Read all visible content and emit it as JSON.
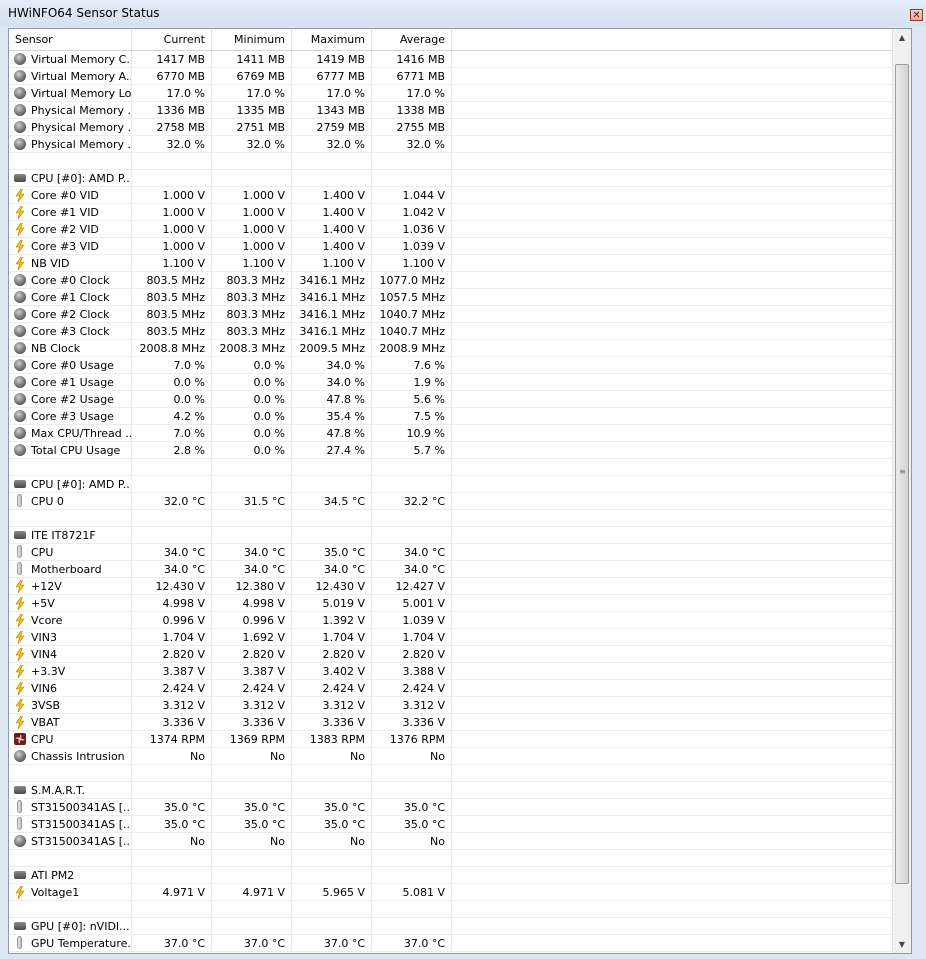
{
  "window": {
    "title": "HWiNFO64 Sensor Status",
    "close_label": "✕"
  },
  "columns": {
    "sensor": "Sensor",
    "current": "Current",
    "minimum": "Minimum",
    "maximum": "Maximum",
    "average": "Average"
  },
  "rows": [
    {
      "type": "sensor",
      "icon": "gauge-icon",
      "name": "Virtual Memory C...",
      "cur": "1417 MB",
      "min": "1411 MB",
      "max": "1419 MB",
      "avg": "1416 MB"
    },
    {
      "type": "sensor",
      "icon": "gauge-icon",
      "name": "Virtual Memory A...",
      "cur": "6770 MB",
      "min": "6769 MB",
      "max": "6777 MB",
      "avg": "6771 MB"
    },
    {
      "type": "sensor",
      "icon": "gauge-icon",
      "name": "Virtual Memory Load",
      "cur": "17.0 %",
      "min": "17.0 %",
      "max": "17.0 %",
      "avg": "17.0 %"
    },
    {
      "type": "sensor",
      "icon": "gauge-icon",
      "name": "Physical Memory ...",
      "cur": "1336 MB",
      "min": "1335 MB",
      "max": "1343 MB",
      "avg": "1338 MB"
    },
    {
      "type": "sensor",
      "icon": "gauge-icon",
      "name": "Physical Memory ...",
      "cur": "2758 MB",
      "min": "2751 MB",
      "max": "2759 MB",
      "avg": "2755 MB"
    },
    {
      "type": "sensor",
      "icon": "gauge-icon",
      "name": "Physical Memory ...",
      "cur": "32.0 %",
      "min": "32.0 %",
      "max": "32.0 %",
      "avg": "32.0 %"
    },
    {
      "type": "blank"
    },
    {
      "type": "group",
      "icon": "chip-icon",
      "name": "CPU [#0]: AMD P..."
    },
    {
      "type": "sensor",
      "icon": "bolt-icon",
      "name": "Core #0 VID",
      "cur": "1.000 V",
      "min": "1.000 V",
      "max": "1.400 V",
      "avg": "1.044 V"
    },
    {
      "type": "sensor",
      "icon": "bolt-icon",
      "name": "Core #1 VID",
      "cur": "1.000 V",
      "min": "1.000 V",
      "max": "1.400 V",
      "avg": "1.042 V"
    },
    {
      "type": "sensor",
      "icon": "bolt-icon",
      "name": "Core #2 VID",
      "cur": "1.000 V",
      "min": "1.000 V",
      "max": "1.400 V",
      "avg": "1.036 V"
    },
    {
      "type": "sensor",
      "icon": "bolt-icon",
      "name": "Core #3 VID",
      "cur": "1.000 V",
      "min": "1.000 V",
      "max": "1.400 V",
      "avg": "1.039 V"
    },
    {
      "type": "sensor",
      "icon": "bolt-icon",
      "name": "NB VID",
      "cur": "1.100 V",
      "min": "1.100 V",
      "max": "1.100 V",
      "avg": "1.100 V"
    },
    {
      "type": "sensor",
      "icon": "gauge-icon",
      "name": "Core #0 Clock",
      "cur": "803.5 MHz",
      "min": "803.3 MHz",
      "max": "3416.1 MHz",
      "avg": "1077.0 MHz"
    },
    {
      "type": "sensor",
      "icon": "gauge-icon",
      "name": "Core #1 Clock",
      "cur": "803.5 MHz",
      "min": "803.3 MHz",
      "max": "3416.1 MHz",
      "avg": "1057.5 MHz"
    },
    {
      "type": "sensor",
      "icon": "gauge-icon",
      "name": "Core #2 Clock",
      "cur": "803.5 MHz",
      "min": "803.3 MHz",
      "max": "3416.1 MHz",
      "avg": "1040.7 MHz"
    },
    {
      "type": "sensor",
      "icon": "gauge-icon",
      "name": "Core #3 Clock",
      "cur": "803.5 MHz",
      "min": "803.3 MHz",
      "max": "3416.1 MHz",
      "avg": "1040.7 MHz"
    },
    {
      "type": "sensor",
      "icon": "gauge-icon",
      "name": "NB Clock",
      "cur": "2008.8 MHz",
      "min": "2008.3 MHz",
      "max": "2009.5 MHz",
      "avg": "2008.9 MHz"
    },
    {
      "type": "sensor",
      "icon": "gauge-icon",
      "name": "Core #0 Usage",
      "cur": "7.0 %",
      "min": "0.0 %",
      "max": "34.0 %",
      "avg": "7.6 %"
    },
    {
      "type": "sensor",
      "icon": "gauge-icon",
      "name": "Core #1 Usage",
      "cur": "0.0 %",
      "min": "0.0 %",
      "max": "34.0 %",
      "avg": "1.9 %"
    },
    {
      "type": "sensor",
      "icon": "gauge-icon",
      "name": "Core #2 Usage",
      "cur": "0.0 %",
      "min": "0.0 %",
      "max": "47.8 %",
      "avg": "5.6 %"
    },
    {
      "type": "sensor",
      "icon": "gauge-icon",
      "name": "Core #3 Usage",
      "cur": "4.2 %",
      "min": "0.0 %",
      "max": "35.4 %",
      "avg": "7.5 %"
    },
    {
      "type": "sensor",
      "icon": "gauge-icon",
      "name": "Max CPU/Thread ...",
      "cur": "7.0 %",
      "min": "0.0 %",
      "max": "47.8 %",
      "avg": "10.9 %"
    },
    {
      "type": "sensor",
      "icon": "gauge-icon",
      "name": "Total CPU Usage",
      "cur": "2.8 %",
      "min": "0.0 %",
      "max": "27.4 %",
      "avg": "5.7 %"
    },
    {
      "type": "blank"
    },
    {
      "type": "group",
      "icon": "chip-icon",
      "name": "CPU [#0]: AMD P..."
    },
    {
      "type": "sensor",
      "icon": "thermometer-icon",
      "name": "CPU 0",
      "cur": "32.0 °C",
      "min": "31.5 °C",
      "max": "34.5 °C",
      "avg": "32.2 °C"
    },
    {
      "type": "blank"
    },
    {
      "type": "group",
      "icon": "chip-icon",
      "name": "ITE IT8721F"
    },
    {
      "type": "sensor",
      "icon": "thermometer-icon",
      "name": "CPU",
      "cur": "34.0 °C",
      "min": "34.0 °C",
      "max": "35.0 °C",
      "avg": "34.0 °C"
    },
    {
      "type": "sensor",
      "icon": "thermometer-icon",
      "name": "Motherboard",
      "cur": "34.0 °C",
      "min": "34.0 °C",
      "max": "34.0 °C",
      "avg": "34.0 °C"
    },
    {
      "type": "sensor",
      "icon": "bolt-icon",
      "name": "+12V",
      "cur": "12.430 V",
      "min": "12.380 V",
      "max": "12.430 V",
      "avg": "12.427 V"
    },
    {
      "type": "sensor",
      "icon": "bolt-icon",
      "name": "+5V",
      "cur": "4.998 V",
      "min": "4.998 V",
      "max": "5.019 V",
      "avg": "5.001 V"
    },
    {
      "type": "sensor",
      "icon": "bolt-icon",
      "name": "Vcore",
      "cur": "0.996 V",
      "min": "0.996 V",
      "max": "1.392 V",
      "avg": "1.039 V"
    },
    {
      "type": "sensor",
      "icon": "bolt-icon",
      "name": "VIN3",
      "cur": "1.704 V",
      "min": "1.692 V",
      "max": "1.704 V",
      "avg": "1.704 V"
    },
    {
      "type": "sensor",
      "icon": "bolt-icon",
      "name": "VIN4",
      "cur": "2.820 V",
      "min": "2.820 V",
      "max": "2.820 V",
      "avg": "2.820 V"
    },
    {
      "type": "sensor",
      "icon": "bolt-icon",
      "name": "+3.3V",
      "cur": "3.387 V",
      "min": "3.387 V",
      "max": "3.402 V",
      "avg": "3.388 V"
    },
    {
      "type": "sensor",
      "icon": "bolt-icon",
      "name": "VIN6",
      "cur": "2.424 V",
      "min": "2.424 V",
      "max": "2.424 V",
      "avg": "2.424 V"
    },
    {
      "type": "sensor",
      "icon": "bolt-icon",
      "name": "3VSB",
      "cur": "3.312 V",
      "min": "3.312 V",
      "max": "3.312 V",
      "avg": "3.312 V"
    },
    {
      "type": "sensor",
      "icon": "bolt-icon",
      "name": "VBAT",
      "cur": "3.336 V",
      "min": "3.336 V",
      "max": "3.336 V",
      "avg": "3.336 V"
    },
    {
      "type": "sensor",
      "icon": "fan-icon",
      "name": "CPU",
      "cur": "1374 RPM",
      "min": "1369 RPM",
      "max": "1383 RPM",
      "avg": "1376 RPM"
    },
    {
      "type": "sensor",
      "icon": "gauge-icon",
      "name": "Chassis Intrusion",
      "cur": "No",
      "min": "No",
      "max": "No",
      "avg": "No"
    },
    {
      "type": "blank"
    },
    {
      "type": "group",
      "icon": "chip-icon",
      "name": "S.M.A.R.T."
    },
    {
      "type": "sensor",
      "icon": "thermometer-icon",
      "name": "ST31500341AS [...",
      "cur": "35.0 °C",
      "min": "35.0 °C",
      "max": "35.0 °C",
      "avg": "35.0 °C"
    },
    {
      "type": "sensor",
      "icon": "thermometer-icon",
      "name": "ST31500341AS [...",
      "cur": "35.0 °C",
      "min": "35.0 °C",
      "max": "35.0 °C",
      "avg": "35.0 °C"
    },
    {
      "type": "sensor",
      "icon": "gauge-icon",
      "name": "ST31500341AS [...",
      "cur": "No",
      "min": "No",
      "max": "No",
      "avg": "No"
    },
    {
      "type": "blank"
    },
    {
      "type": "group",
      "icon": "chip-icon",
      "name": "ATI PM2"
    },
    {
      "type": "sensor",
      "icon": "bolt-icon",
      "name": "Voltage1",
      "cur": "4.971 V",
      "min": "4.971 V",
      "max": "5.965 V",
      "avg": "5.081 V"
    },
    {
      "type": "blank"
    },
    {
      "type": "group",
      "icon": "chip-icon",
      "name": "GPU [#0]: nVIDI..."
    },
    {
      "type": "sensor",
      "icon": "thermometer-icon",
      "name": "GPU Temperature...",
      "cur": "37.0 °C",
      "min": "37.0 °C",
      "max": "37.0 °C",
      "avg": "37.0 °C"
    }
  ],
  "scrollbar": {
    "up_arrow": "▲",
    "down_arrow": "▼",
    "grip": "≡"
  }
}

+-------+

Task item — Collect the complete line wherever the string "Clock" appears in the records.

Response to the task —
      "name": "Core #0 Clock",
      "name": "Core #1 Clock",
      "name": "Core #2 Clock",
      "name": "Core #3 Clock",
      "name": "NB Clock",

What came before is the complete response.